_WORK TASK_:
Report every line below that has the string "classes" in it.

(Website and app data records)
========================

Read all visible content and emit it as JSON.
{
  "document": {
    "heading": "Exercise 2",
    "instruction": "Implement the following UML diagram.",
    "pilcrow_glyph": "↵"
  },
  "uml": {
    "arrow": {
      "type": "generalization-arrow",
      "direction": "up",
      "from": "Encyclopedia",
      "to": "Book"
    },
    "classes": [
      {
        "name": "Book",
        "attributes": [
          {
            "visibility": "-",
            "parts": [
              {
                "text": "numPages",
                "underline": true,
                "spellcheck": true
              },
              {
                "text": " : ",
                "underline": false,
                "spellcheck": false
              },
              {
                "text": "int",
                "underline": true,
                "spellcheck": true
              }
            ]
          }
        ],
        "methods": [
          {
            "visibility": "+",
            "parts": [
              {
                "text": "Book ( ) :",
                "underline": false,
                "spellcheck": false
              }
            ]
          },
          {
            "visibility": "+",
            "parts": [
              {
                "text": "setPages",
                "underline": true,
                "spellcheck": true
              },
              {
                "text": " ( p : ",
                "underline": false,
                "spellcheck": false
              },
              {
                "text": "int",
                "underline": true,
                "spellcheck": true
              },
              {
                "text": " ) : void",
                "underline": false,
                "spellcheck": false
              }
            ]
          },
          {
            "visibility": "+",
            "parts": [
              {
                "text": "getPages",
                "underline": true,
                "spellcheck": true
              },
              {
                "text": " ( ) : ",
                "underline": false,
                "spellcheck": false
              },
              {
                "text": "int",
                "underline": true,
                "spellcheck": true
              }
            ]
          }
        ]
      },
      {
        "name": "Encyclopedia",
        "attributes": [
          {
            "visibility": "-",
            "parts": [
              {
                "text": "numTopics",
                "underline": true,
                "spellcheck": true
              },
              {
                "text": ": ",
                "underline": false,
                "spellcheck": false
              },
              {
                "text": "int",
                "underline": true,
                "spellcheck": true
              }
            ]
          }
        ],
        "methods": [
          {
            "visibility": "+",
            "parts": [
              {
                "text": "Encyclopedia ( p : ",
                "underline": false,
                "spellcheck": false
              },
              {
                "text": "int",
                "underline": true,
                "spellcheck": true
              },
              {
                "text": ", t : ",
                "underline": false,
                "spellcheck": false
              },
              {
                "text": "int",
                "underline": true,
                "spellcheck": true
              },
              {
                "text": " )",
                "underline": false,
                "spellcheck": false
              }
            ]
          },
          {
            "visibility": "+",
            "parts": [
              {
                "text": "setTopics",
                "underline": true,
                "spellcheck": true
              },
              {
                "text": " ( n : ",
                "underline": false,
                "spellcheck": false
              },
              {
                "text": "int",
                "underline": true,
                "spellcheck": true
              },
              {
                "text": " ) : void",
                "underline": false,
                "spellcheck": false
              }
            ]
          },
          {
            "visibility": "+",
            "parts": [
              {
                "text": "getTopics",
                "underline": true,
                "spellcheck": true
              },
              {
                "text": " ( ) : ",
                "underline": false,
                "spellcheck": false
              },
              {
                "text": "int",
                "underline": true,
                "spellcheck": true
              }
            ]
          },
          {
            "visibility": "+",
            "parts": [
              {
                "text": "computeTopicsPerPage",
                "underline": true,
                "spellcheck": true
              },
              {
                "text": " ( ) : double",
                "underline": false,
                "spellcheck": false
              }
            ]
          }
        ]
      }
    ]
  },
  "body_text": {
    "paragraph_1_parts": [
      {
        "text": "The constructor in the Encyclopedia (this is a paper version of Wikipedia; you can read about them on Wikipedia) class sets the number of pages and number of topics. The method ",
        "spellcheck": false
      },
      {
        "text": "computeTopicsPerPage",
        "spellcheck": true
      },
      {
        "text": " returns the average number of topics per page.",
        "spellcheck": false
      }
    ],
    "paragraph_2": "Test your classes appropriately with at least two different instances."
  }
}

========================

_RESPONSE TO THE TASK_:
    "classes": [
    "paragraph_2": "Test your classes appropriately with at least two different instances."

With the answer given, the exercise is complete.